"Available data from large-scale representative surveys show that the practice of FGM/C is highly concentrated in a swath of countries from the Atlantic coast to the Horn of Africa, in areas of the Middle East such as Iraq and Yemen and in some countries in Asia like Indonesia," says the Unicef report, titled "Female Genital Mutilation/Cutting: A Global Concern."

 

"However," the report adds, "FGM/C is a human rights issue that affects girls and women worldwide.
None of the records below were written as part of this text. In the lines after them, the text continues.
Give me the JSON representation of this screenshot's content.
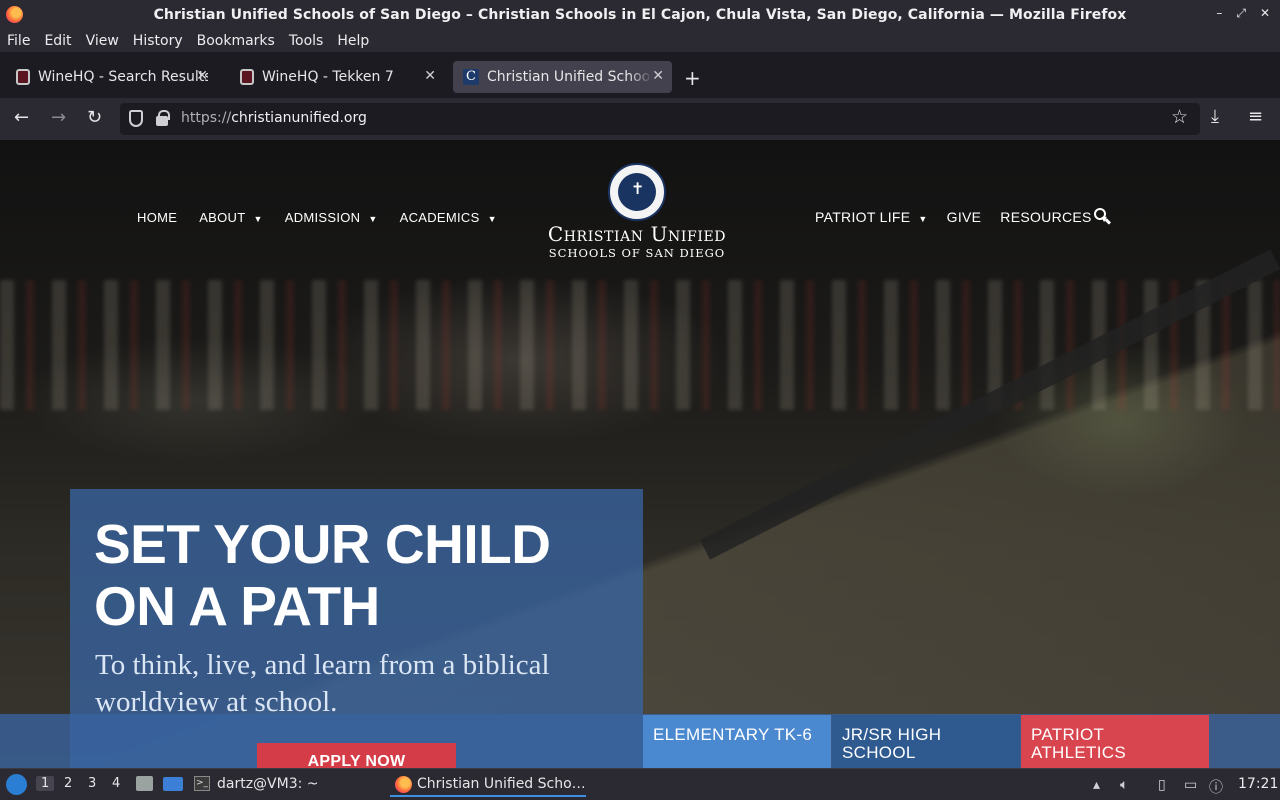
{
  "window": {
    "title": "Christian Unified Schools of San Diego – Christian Schools in El Cajon, Chula Vista, San Diego, California — Mozilla Firefox",
    "controls": {
      "minimize": "–",
      "maximize": "⤢",
      "close": "✕"
    }
  },
  "menu": [
    "File",
    "Edit",
    "View",
    "History",
    "Bookmarks",
    "Tools",
    "Help"
  ],
  "tabs": [
    {
      "label": "WineHQ - Search Results",
      "icon": "winehq-favicon",
      "active": false
    },
    {
      "label": "WineHQ - Tekken 7",
      "icon": "winehq-favicon",
      "active": false
    },
    {
      "label": "Christian Unified Schools",
      "icon": "christian-unified-favicon",
      "active": true
    }
  ],
  "tab_close_glyph": "✕",
  "new_tab_glyph": "+",
  "nav": {
    "back_glyph": "←",
    "forward_glyph": "→",
    "reload_glyph": "↻",
    "url_prefix": "https://",
    "url_host": "christianunified.org",
    "bookmark_glyph": "☆",
    "download_glyph": "⤓",
    "menu_glyph": "≡"
  },
  "site": {
    "nav_left": [
      "HOME",
      "ABOUT",
      "ADMISSION",
      "ACADEMICS"
    ],
    "nav_right": [
      "PATRIOT LIFE",
      "GIVE",
      "RESOURCES"
    ],
    "caret": "▼",
    "logo_name": "Christian Unified",
    "logo_sub": "SCHOOLS OF SAN DIEGO",
    "hero_heading": "SET YOUR CHILD ON A PATH",
    "hero_sub": "To think, live, and learn from a biblical worldview at school.",
    "apply_label": "APPLY NOW",
    "cta": {
      "elementary": "ELEMENTARY TK-6",
      "jrsr": "JR/SR HIGH SCHOOL",
      "athletics": "PATRIOT ATHLETICS"
    },
    "colors": {
      "brand_blue": "#2f5a90",
      "light_blue": "#4a88d0",
      "red": "#d9454e"
    }
  },
  "taskbar": {
    "workspaces": [
      "1",
      "2",
      "3",
      "4"
    ],
    "terminal_task": "dartz@VM3: ~",
    "firefox_task": "Christian Unified Scho…",
    "clock": "17:21"
  }
}
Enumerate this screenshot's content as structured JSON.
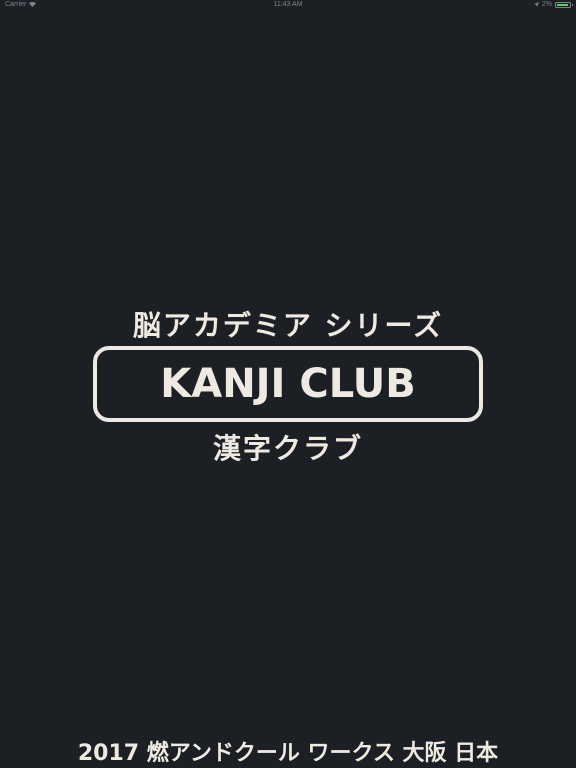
{
  "status_bar": {
    "carrier": "Carrier",
    "time": "11:43 AM",
    "battery_percent": "2%",
    "battery_level": 0.9,
    "battery_color": "#4cd964"
  },
  "logo": {
    "subtitle": "脳アカデミア シリーズ",
    "title": "KANJI CLUB",
    "kanji_title": "漢字クラブ"
  },
  "footer": {
    "credit": "2017 燃アンドクール ワークス 大阪 日本"
  },
  "colors": {
    "background": "#1c1f24",
    "foreground": "#eeeae2"
  }
}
Evidence suggests that FGM/C exists in some places in South America such as Colombia, and elsewhere in the world including in India, Malaysia, Oman, Saudi Arabia, and the United Arab Emirates, with large variations in terms of the type performed, circumstances surrounding the practice and size of the affected population groups."

 

In a separate press statement, the executive director of the UN Population Fund (UNFPA), Babatunde Osotimehin, and Unicef executive director Anthony Lake said FGM "is a violent practice, scarring girls for life — endangering their health, depriving them of their rights, and denying them the chance to reach their full potential. "

 

"There simply is no place for FGM in the future we are striving to create — a future where every girl will grow up able to experience her inherent dignity, human rights and equality by 2030," they added.

 

Sustainable Development Goals

The Indonesian Commission for Child Protection (KPAI) has called on the government to do more against FGM, starting by taking a clear stance on the matter.

 

KPAI commissioner Maria Ulfah Anshor previously pointed outthat FGM is a violation of Indonesia's child protection law as well as a number of human rights principles and international conventions that Indonesia has ratified.

 

Maria Ulfah said in September last year that the government should act quickly and decisively by providing “complete, honest and accurate information about opinions on and the effects of female circumcision, so that people can steer clear from this dangerous practice.”

 

Indonesia’s Minister for Women's Empowerment and Child Protection, Yohana Yambise was slated attend a high-level event at the United Nations in New York on Monday to mark International Day of Zero Tolerance for Female Genital Mutilation, which falls on Feb. 6.

 

The eradication of FGM by 2030 is part of the Sustainable Development Goals that world leaders, including the Indonesian government, agreed to last year.

 

The fifth SDG, "Achieve gender equality and empower all women and girls," specifically calls for the end of "all forms of discrimination against all women and girls everywhere" and the elimination of "all harmful practices, such as child, early and forced marriage and female genital mutilations."

 

Din Syamsuddin, chairman of the Indonesian Ulema Council (MUI) and former longtime chairman of Muhammadiyah, is amember of the Sustainable Development Solution Network (SDSN), a UN initiative, representing the Islamic world.

 

Adding to the confusion surrounding the government's stance on the practice in Indonesia, MUI in 2008 issued a controversial fatwa that condoned FGM.

 

The semi-official MUI is Indonesia's top Islamic advisory body.

 

Parents here mostly cite religious reasons for allowing the procedure, even as a growing number of religious leaders in Indonesia and elsewhere contend that there is no basis in Islam for FGM.

 

This article was originally published in the Jakarta Globe.